- Create a path for people in rehabilitation from drug addiction to access education and training facilities in their local areas.
- Re-establish the Galway City Community Based Alcohol Treatment Service.
- Progress the National Clinical Programme for Dual Diagnosis and work to develop joint protocols and referral pathways.
- Support the Drug Related Intimidation Reporting Programme, developed by the National Family Support Network, in partnership with An Garda Síochána, to respond to the needs of drug users and families facing the threat of drug related intimidation.
- Establish a 24-hour helpline based on the FRANK helpline in the UK providing advice and assistance to people who use drugs and their family members.
- Develop health and social interventions based on an inclusion-health approach to target people who are homeless and in addiction.
- Ensure in-reach supports and pathways to access to treatment for homeless, traveller and new communities.
- Increase the number of residential treatment beds for those stabilising, detoxing and/or seeking drug-free services.
- Significantly increase support for ‘step-down’ accommodation to prevent high-risk single people and families, exiting treatment into homelessness.

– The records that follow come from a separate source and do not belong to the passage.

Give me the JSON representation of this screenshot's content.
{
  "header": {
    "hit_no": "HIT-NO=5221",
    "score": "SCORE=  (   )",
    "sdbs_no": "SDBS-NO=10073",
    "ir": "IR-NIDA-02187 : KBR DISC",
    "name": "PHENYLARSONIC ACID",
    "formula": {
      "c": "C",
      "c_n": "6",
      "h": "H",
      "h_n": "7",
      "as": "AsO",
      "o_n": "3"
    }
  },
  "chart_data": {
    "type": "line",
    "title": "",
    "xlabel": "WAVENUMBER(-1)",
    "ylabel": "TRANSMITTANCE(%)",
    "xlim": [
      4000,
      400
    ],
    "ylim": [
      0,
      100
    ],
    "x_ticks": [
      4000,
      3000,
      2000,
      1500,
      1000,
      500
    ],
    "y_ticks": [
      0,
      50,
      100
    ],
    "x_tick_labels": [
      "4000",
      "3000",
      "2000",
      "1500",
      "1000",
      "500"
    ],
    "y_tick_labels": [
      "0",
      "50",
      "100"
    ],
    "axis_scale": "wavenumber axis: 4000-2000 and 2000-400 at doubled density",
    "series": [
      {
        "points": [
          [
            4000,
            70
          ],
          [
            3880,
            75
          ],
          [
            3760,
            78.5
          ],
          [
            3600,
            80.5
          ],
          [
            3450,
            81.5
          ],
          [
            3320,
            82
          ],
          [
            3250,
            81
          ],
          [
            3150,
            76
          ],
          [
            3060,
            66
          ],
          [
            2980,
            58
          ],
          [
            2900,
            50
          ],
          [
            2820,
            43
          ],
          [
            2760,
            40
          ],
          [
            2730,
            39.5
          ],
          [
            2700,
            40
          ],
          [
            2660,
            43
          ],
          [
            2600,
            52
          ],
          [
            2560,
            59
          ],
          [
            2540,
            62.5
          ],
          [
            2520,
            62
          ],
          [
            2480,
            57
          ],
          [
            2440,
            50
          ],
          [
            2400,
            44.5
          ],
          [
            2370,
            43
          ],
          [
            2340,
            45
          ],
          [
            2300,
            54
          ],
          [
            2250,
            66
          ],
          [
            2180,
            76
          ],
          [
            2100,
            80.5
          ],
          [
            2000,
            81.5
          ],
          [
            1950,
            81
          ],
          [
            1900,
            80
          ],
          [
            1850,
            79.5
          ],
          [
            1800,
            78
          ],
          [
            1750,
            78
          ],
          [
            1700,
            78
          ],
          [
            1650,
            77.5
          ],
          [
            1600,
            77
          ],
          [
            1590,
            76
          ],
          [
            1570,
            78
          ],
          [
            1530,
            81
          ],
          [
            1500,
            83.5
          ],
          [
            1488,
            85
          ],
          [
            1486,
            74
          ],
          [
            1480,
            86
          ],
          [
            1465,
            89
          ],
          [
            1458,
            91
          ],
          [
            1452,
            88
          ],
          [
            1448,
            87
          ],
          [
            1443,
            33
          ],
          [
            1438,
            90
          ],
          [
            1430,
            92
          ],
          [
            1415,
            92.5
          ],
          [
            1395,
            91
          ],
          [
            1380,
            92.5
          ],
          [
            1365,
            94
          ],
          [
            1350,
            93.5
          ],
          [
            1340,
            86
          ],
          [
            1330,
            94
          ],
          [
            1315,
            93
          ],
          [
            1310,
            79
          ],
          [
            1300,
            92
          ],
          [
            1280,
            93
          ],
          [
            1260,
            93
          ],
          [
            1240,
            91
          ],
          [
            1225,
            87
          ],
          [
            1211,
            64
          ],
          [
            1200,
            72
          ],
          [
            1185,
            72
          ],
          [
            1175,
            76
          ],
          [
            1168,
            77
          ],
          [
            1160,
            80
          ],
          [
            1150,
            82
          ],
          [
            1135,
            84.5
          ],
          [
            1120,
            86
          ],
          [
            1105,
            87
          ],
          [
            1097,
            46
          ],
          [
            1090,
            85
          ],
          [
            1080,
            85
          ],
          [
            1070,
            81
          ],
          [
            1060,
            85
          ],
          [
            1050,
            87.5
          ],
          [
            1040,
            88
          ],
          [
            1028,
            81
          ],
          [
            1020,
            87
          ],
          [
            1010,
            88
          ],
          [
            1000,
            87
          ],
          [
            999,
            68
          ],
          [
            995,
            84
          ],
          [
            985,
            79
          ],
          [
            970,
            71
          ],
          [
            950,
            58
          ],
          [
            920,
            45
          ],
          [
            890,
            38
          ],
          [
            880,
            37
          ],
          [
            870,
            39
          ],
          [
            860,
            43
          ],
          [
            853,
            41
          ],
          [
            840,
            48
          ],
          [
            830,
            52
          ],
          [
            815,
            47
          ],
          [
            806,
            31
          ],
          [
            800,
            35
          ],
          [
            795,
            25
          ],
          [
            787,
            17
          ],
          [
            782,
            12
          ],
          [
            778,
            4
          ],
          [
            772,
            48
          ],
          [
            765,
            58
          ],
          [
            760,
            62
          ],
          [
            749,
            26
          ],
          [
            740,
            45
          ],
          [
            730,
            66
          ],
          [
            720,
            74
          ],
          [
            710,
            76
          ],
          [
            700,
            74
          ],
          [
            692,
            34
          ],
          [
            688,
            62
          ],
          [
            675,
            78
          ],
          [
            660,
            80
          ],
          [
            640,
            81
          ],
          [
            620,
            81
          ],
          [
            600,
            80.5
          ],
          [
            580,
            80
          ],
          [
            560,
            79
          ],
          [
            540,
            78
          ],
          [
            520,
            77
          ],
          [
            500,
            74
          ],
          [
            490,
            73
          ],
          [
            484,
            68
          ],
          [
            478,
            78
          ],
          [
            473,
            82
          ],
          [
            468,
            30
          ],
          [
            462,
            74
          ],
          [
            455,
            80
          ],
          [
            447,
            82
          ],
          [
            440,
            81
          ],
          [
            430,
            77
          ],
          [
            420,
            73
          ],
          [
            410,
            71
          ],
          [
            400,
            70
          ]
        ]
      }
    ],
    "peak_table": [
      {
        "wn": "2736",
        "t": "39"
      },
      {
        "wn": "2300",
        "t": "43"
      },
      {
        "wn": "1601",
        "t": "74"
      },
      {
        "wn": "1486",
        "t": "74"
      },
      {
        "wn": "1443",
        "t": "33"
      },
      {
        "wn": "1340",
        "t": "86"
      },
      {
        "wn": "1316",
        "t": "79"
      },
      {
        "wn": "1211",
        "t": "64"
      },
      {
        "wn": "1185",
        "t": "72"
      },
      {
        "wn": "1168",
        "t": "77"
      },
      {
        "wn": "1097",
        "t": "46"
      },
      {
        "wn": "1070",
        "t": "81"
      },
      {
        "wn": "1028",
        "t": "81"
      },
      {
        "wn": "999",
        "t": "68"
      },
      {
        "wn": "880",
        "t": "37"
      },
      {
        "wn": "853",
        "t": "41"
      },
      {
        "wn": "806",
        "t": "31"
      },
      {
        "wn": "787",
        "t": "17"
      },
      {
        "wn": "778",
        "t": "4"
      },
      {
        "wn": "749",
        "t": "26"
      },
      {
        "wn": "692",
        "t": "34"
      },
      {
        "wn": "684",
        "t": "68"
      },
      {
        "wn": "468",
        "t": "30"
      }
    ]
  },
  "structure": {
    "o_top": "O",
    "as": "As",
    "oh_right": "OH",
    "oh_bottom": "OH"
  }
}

- Reduce the number of lives lost through overdose by opening a pilot medically supervised injecting facility in Dublin City.
- Support roll-out of access to and training in opioid antidotes.
- Ensure a ‘Good Neighbour’ policy for drug treatment centres to address any concerns held by local residents and businesses alike.
- Legislate against the coercion and use of minors in the sale and supply of drugs.
- Continue to resource harm reduction and education campaigns aimed at increasing awareness of the risks of drug use and the contribution of drugs to criminality.